Exercise requirements ->
Give back every line of the material exactly, as it appears below.

Material supplied ->
╭──

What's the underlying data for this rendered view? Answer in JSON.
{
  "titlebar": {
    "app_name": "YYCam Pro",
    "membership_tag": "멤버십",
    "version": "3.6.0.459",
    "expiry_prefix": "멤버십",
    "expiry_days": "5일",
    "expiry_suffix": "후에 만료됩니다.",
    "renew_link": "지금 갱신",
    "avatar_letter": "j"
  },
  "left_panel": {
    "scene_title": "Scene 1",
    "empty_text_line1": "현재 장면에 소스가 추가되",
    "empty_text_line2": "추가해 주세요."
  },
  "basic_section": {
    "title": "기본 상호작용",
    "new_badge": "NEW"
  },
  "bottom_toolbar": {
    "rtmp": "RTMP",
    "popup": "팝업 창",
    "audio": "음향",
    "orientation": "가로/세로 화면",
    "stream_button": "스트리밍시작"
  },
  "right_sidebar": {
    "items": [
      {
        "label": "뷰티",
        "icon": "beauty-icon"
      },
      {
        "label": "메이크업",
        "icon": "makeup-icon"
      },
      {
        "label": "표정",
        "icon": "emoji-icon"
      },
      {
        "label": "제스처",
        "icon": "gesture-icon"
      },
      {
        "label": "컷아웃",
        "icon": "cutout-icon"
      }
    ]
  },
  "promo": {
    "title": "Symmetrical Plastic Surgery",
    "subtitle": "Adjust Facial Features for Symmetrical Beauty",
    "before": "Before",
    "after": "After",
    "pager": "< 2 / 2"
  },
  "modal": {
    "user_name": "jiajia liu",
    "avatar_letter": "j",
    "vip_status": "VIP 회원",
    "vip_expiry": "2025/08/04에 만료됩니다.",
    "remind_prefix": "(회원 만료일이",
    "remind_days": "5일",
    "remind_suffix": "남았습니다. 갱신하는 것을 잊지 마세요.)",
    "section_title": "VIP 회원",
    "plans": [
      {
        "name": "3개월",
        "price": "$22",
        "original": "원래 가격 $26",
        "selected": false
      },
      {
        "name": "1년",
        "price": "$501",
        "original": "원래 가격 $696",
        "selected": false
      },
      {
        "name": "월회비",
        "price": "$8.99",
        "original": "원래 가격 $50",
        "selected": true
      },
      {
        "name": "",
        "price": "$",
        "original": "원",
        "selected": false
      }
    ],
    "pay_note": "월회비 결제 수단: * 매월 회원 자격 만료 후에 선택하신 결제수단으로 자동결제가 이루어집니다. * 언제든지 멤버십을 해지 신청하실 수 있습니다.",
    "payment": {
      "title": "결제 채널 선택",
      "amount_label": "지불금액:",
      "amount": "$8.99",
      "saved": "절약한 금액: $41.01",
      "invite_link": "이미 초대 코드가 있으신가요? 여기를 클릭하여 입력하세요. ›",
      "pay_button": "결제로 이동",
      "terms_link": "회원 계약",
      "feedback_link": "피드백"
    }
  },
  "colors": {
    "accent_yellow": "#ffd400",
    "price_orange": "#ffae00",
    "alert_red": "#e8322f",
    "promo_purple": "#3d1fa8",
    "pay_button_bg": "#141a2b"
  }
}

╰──

Answer to the exercise ->
What's the underlying data for this rendered view? Answer in JSON.
{
  "titlebar": {
    "app_name": "YYCam Pro",
    "membership_tag": "멤버십",
    "version": "3.6.0.459",
    "expiry_prefix": "멤버십",
    "expiry_days": "5일",
    "expiry_suffix": "후에 만료됩니다.",
    "renew_link": "지금 갱신",
    "avatar_letter": "j"
  },
  "left_panel": {
    "scene_title": "Scene 1",
    "empty_text_line1": "현재 장면에 소스가 추가되",
    "empty_text_line2": "추가해 주세요."
  },
  "basic_section": {
    "title": "기본 상호작용",
    "new_badge": "NEW"
  },
  "bottom_toolbar": {
    "rtmp": "RTMP",
    "popup": "팝업 창",
    "audio": "음향",
    "orientation": "가로/세로 화면",
    "stream_button": "스트리밍시작"
  },
  "right_sidebar": {
    "items": [
      {
        "label": "뷰티",
        "icon": "beauty-icon"
      },
      {
        "label": "메이크업",
        "icon": "makeup-icon"
      },
      {
        "label": "표정",
        "icon": "emoji-icon"
      },
      {
        "label": "제스처",
        "icon": "gesture-icon"
      },
      {
        "label": "컷아웃",
        "icon": "cutout-icon"
      }
    ]
  },
  "promo": {
    "title": "Symmetrical Plastic Surgery",
    "subtitle": "Adjust Facial Features for Symmetrical Beauty",
    "before": "Before",
    "after": "After",
    "pager": "< 2 / 2"
  },
  "modal": {
    "user_name": "jiajia liu",
    "avatar_letter": "j",
    "vip_status": "VIP 회원",
    "vip_expiry": "2025/08/04에 만료됩니다.",
    "remind_prefix": "(회원 만료일이",
    "remind_days": "5일",
    "remind_suffix": "남았습니다. 갱신하는 것을 잊지 마세요.)",
    "section_title": "VIP 회원",
    "plans": [
      {
        "name": "3개월",
        "price": "$22",
        "original": "원래 가격 $26",
        "selected": false
      },
      {
        "name": "1년",
        "price": "$501",
        "original": "원래 가격 $696",
        "selected": false
      },
      {
        "name": "월회비",
        "price": "$8.99",
        "original": "원래 가격 $50",
        "selected": true
      },
      {
        "name": "",
        "price": "$",
        "original": "원",
        "selected": false
      }
    ],
    "pay_note": "월회비 결제 수단: * 매월 회원 자격 만료 후에 선택하신 결제수단으로 자동결제가 이루어집니다. * 언제든지 멤버십을 해지 신청하실 수 있습니다.",
    "payment": {
      "title": "결제 채널 선택",
      "amount_label": "지불금액:",
      "amount": "$8.99",
      "saved": "절약한 금액: $41.01",
      "invite_link": "이미 초대 코드가 있으신가요? 여기를 클릭하여 입력하세요. ›",
      "pay_button": "결제로 이동",
      "terms_link": "회원 계약",
      "feedback_link": "피드백"
    }
  },
  "colors": {
    "accent_yellow": "#ffd400",
    "price_orange": "#ffae00",
    "alert_red": "#e8322f",
    "promo_purple": "#3d1fa8",
    "pay_button_bg": "#141a2b"
  }
}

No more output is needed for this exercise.